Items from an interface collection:
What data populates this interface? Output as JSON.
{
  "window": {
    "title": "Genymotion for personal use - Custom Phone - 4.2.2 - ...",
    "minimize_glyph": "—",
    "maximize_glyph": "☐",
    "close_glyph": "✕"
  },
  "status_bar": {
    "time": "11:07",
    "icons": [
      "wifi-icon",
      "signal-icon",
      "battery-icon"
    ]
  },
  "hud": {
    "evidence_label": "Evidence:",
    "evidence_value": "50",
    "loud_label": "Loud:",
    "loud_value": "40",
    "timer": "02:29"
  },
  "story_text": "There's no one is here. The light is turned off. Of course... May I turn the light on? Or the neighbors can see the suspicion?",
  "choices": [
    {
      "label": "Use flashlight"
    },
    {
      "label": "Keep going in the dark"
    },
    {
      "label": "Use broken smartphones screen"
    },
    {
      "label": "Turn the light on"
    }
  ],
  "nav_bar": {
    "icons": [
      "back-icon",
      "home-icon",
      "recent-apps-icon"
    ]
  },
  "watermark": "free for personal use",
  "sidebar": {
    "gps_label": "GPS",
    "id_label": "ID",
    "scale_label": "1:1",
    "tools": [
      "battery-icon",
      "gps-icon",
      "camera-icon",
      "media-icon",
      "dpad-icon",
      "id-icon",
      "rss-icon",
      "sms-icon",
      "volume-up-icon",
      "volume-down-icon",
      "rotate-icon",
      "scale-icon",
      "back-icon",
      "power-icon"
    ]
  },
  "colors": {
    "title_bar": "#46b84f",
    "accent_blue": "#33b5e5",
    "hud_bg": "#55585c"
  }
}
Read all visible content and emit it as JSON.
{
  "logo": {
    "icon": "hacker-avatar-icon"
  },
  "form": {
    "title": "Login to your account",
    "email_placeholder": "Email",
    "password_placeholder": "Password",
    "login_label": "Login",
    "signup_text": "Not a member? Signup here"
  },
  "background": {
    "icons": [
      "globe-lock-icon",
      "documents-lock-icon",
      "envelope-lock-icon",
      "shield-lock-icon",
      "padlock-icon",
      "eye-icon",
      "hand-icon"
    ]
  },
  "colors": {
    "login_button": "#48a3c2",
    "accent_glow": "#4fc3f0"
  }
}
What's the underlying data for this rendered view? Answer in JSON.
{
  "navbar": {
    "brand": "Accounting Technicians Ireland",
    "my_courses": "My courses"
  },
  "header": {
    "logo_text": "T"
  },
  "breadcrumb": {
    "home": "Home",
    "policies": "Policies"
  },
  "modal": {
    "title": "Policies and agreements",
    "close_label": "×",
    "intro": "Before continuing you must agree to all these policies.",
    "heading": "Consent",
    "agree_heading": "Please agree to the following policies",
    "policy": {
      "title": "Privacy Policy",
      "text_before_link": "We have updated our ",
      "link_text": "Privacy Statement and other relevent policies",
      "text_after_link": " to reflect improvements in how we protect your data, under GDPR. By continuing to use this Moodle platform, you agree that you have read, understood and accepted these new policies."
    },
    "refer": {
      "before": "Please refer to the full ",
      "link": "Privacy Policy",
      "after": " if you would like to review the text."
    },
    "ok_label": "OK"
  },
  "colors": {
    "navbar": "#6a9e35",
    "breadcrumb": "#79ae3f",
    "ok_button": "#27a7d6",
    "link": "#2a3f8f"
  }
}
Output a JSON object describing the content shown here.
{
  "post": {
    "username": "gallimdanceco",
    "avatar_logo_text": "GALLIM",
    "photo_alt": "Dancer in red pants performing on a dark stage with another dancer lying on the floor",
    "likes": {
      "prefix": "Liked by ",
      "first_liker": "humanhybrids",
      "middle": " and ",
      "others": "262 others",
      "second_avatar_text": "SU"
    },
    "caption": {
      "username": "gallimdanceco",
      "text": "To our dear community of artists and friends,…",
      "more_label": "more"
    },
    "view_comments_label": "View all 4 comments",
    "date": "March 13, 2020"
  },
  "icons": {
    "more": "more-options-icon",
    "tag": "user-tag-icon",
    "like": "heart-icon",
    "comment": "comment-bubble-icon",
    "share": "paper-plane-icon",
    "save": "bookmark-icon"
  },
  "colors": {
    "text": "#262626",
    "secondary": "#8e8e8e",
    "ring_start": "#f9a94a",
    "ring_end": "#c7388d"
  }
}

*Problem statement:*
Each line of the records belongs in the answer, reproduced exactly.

*Task response:*
What data populates this interface? Output as JSON.
{
  "window": {
    "title": "Genymotion for personal use - Custom Phone - 4.2.2 - ...",
    "minimize_glyph": "—",
    "maximize_glyph": "☐",
    "close_glyph": "✕"
  },
  "status_bar": {
    "time": "11:07",
    "icons": [
      "wifi-icon",
      "signal-icon",
      "battery-icon"
    ]
  },
  "hud": {
    "evidence_label": "Evidence:",
    "evidence_value": "50",
    "loud_label": "Loud:",
    "loud_value": "40",
    "timer": "02:29"
  },
  "story_text": "There's no one is here. The light is turned off. Of course... May I turn the light on? Or the neighbors can see the suspicion?",
  "choices": [
    {
      "label": "Use flashlight"
    },
    {
      "label": "Keep going in the dark"
    },
    {
      "label": "Use broken smartphones screen"
    },
    {
      "label": "Turn the light on"
    }
  ],
  "nav_bar": {
    "icons": [
      "back-icon",
      "home-icon",
      "recent-apps-icon"
    ]
  },
  "watermark": "free for personal use",
  "sidebar": {
    "gps_label": "GPS",
    "id_label": "ID",
    "scale_label": "1:1",
    "tools": [
      "battery-icon",
      "gps-icon",
      "camera-icon",
      "media-icon",
      "dpad-icon",
      "id-icon",
      "rss-icon",
      "sms-icon",
      "volume-up-icon",
      "volume-down-icon",
      "rotate-icon",
      "scale-icon",
      "back-icon",
      "power-icon"
    ]
  },
  "colors": {
    "title_bar": "#46b84f",
    "accent_blue": "#33b5e5",
    "hud_bg": "#55585c"
  }
}
Read all visible content and emit it as JSON.
{
  "logo": {
    "icon": "hacker-avatar-icon"
  },
  "form": {
    "title": "Login to your account",
    "email_placeholder": "Email",
    "password_placeholder": "Password",
    "login_label": "Login",
    "signup_text": "Not a member? Signup here"
  },
  "background": {
    "icons": [
      "globe-lock-icon",
      "documents-lock-icon",
      "envelope-lock-icon",
      "shield-lock-icon",
      "padlock-icon",
      "eye-icon",
      "hand-icon"
    ]
  },
  "colors": {
    "login_button": "#48a3c2",
    "accent_glow": "#4fc3f0"
  }
}
What's the underlying data for this rendered view? Answer in JSON.
{
  "navbar": {
    "brand": "Accounting Technicians Ireland",
    "my_courses": "My courses"
  },
  "header": {
    "logo_text": "T"
  },
  "breadcrumb": {
    "home": "Home",
    "policies": "Policies"
  },
  "modal": {
    "title": "Policies and agreements",
    "close_label": "×",
    "intro": "Before continuing you must agree to all these policies.",
    "heading": "Consent",
    "agree_heading": "Please agree to the following policies",
    "policy": {
      "title": "Privacy Policy",
      "text_before_link": "We have updated our ",
      "link_text": "Privacy Statement and other relevent policies",
      "text_after_link": " to reflect improvements in how we protect your data, under GDPR. By continuing to use this Moodle platform, you agree that you have read, understood and accepted these new policies."
    },
    "refer": {
      "before": "Please refer to the full ",
      "link": "Privacy Policy",
      "after": " if you would like to review the text."
    },
    "ok_label": "OK"
  },
  "colors": {
    "navbar": "#6a9e35",
    "breadcrumb": "#79ae3f",
    "ok_button": "#27a7d6",
    "link": "#2a3f8f"
  }
}
Output a JSON object describing the content shown here.
{
  "post": {
    "username": "gallimdanceco",
    "avatar_logo_text": "GALLIM",
    "photo_alt": "Dancer in red pants performing on a dark stage with another dancer lying on the floor",
    "likes": {
      "prefix": "Liked by ",
      "first_liker": "humanhybrids",
      "middle": " and ",
      "others": "262 others",
      "second_avatar_text": "SU"
    },
    "caption": {
      "username": "gallimdanceco",
      "text": "To our dear community of artists and friends,…",
      "more_label": "more"
    },
    "view_comments_label": "View all 4 comments",
    "date": "March 13, 2020"
  },
  "icons": {
    "more": "more-options-icon",
    "tag": "user-tag-icon",
    "like": "heart-icon",
    "comment": "comment-bubble-icon",
    "share": "paper-plane-icon",
    "save": "bookmark-icon"
  },
  "colors": {
    "text": "#262626",
    "secondary": "#8e8e8e",
    "ring_start": "#f9a94a",
    "ring_end": "#c7388d"
  }
}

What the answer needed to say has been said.